I’m a huge fan of Les Mis, originally penned by Victor Hugo. It was my first experience with Broadway-style live performance, I poured over every scene in the movie, and I even own the original Broadway score. When YABC gave me the opportunity to review this book, I had to do it. If you’re not familiar with the story behind Les Miserable, it takes place around the time of the French Revolution. People were starving, selling everything they could for mere francs, and it’s just a horrible time for everyone.

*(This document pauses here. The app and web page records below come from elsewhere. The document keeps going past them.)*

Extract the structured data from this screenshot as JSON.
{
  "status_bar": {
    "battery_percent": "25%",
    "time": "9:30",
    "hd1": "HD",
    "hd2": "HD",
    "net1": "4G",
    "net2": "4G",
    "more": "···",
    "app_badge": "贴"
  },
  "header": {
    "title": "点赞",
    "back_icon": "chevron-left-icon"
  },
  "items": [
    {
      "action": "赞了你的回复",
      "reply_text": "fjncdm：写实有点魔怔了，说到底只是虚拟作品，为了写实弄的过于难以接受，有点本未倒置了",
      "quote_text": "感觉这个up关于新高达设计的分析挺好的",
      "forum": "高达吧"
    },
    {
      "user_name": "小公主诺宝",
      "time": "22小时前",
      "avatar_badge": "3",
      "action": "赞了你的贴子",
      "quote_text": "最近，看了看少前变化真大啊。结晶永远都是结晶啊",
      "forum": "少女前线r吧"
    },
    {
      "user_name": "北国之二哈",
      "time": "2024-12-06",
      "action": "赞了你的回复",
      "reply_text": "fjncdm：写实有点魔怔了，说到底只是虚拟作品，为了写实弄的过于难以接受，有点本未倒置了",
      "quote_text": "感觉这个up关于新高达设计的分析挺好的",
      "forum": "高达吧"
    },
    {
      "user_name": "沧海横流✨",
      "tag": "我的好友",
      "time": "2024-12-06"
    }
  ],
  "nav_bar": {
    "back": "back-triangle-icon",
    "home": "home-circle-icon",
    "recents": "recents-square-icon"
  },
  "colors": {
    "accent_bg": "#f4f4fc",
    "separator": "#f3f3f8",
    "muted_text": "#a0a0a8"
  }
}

But Les Miserables carries hope close to its chest through the muck and grime of poverty, and you can feel this hope within the images Ms. Williams created.
The main protagonist, Jean Valjean, was imprisoned nineteen years for stealing a loaf of bread to feed his starving sister. Nineteen years! For bread! Once his time of slave labor is served, he’s released into the world hard and cold with no love or compassion for anything. In short, he’s not very likable, but one can’t help feeling something for this man who only wanted to feed his family. Ms. Williams does a fantastic job of portraying Valjean’s journey, and his uphill battle to find heart.
Along Valjean’s journey, we meet Fontine, the single mother with a doomed fate. Keeping in taste for younger readers, some of Fontine’s struggles are glossed over, or removed, but her strife is still felt through the words and images. The innkeeper and his wife are wonderfully loathsome and gross. Marius and Eponine are valiant and lovely. And Cozette, sweet Cozettte, is beautiful and blossoms throughout the pages.
To be perfectly honest, my thoughts on this book have two sides. My mommy side is at war with my bookish love side.
My bookish lover adores this book. Marcia Williams does a brilliant job of harnessing the vital story behind Victor Hugo’s masterpiece. The characters are engaging and their stories are told in a very direct and enjoyable manner. Her color choices within the illustrations are effectively warm, cold, lovely, and morbid. The illustrations themselves bring to life the incredible cast of characters of Les Miserables. If you’re a fan of Les Miserables, you will adore this book as I do.
But, as a mother of a young soon-to-be reader, this is not a book for a small child. Perhaps I’m overly censored, but I just don’t want to expose my child to something he will not yet understand. This is not a book for an eight year-old to read by themselves who’s not familiar with the story of Les Miserables. The story behind Valjean’s journey is a dark one, riddled with hardship and loss. And although Marcia Williams doesn’t slather the pages with graphic violence, there are still scenes depicting the climactic moments of the Les Miserales tale: death and war.
The context and pace of Les Miserables is also something that would appeal to mature young readers. The vocabulary is challenging enough for the 8-10 year-old readers, but written in a simplistic, straight forward fashion common with picture books. The graphic novel style adds a unique touch while keeping the story active and flowing.
If read with an active parental participant, this book is a great addition to your library. It is also a great book to engage discussion with your child about the characters’ motivations to do certain things for survival or out of love. Les Miserables is an important story to know. Yes, there is strife, there is death, and there is heartbreak. In the end, Les Miserables teaches us to never give up and to always embrace love, even when times are at their darkest. Marcia Williams’ retelling of Victor Hugo’s Les Miserables brings these paramount messages of love and compassion to younger readers with relatable text and vivid illustrations.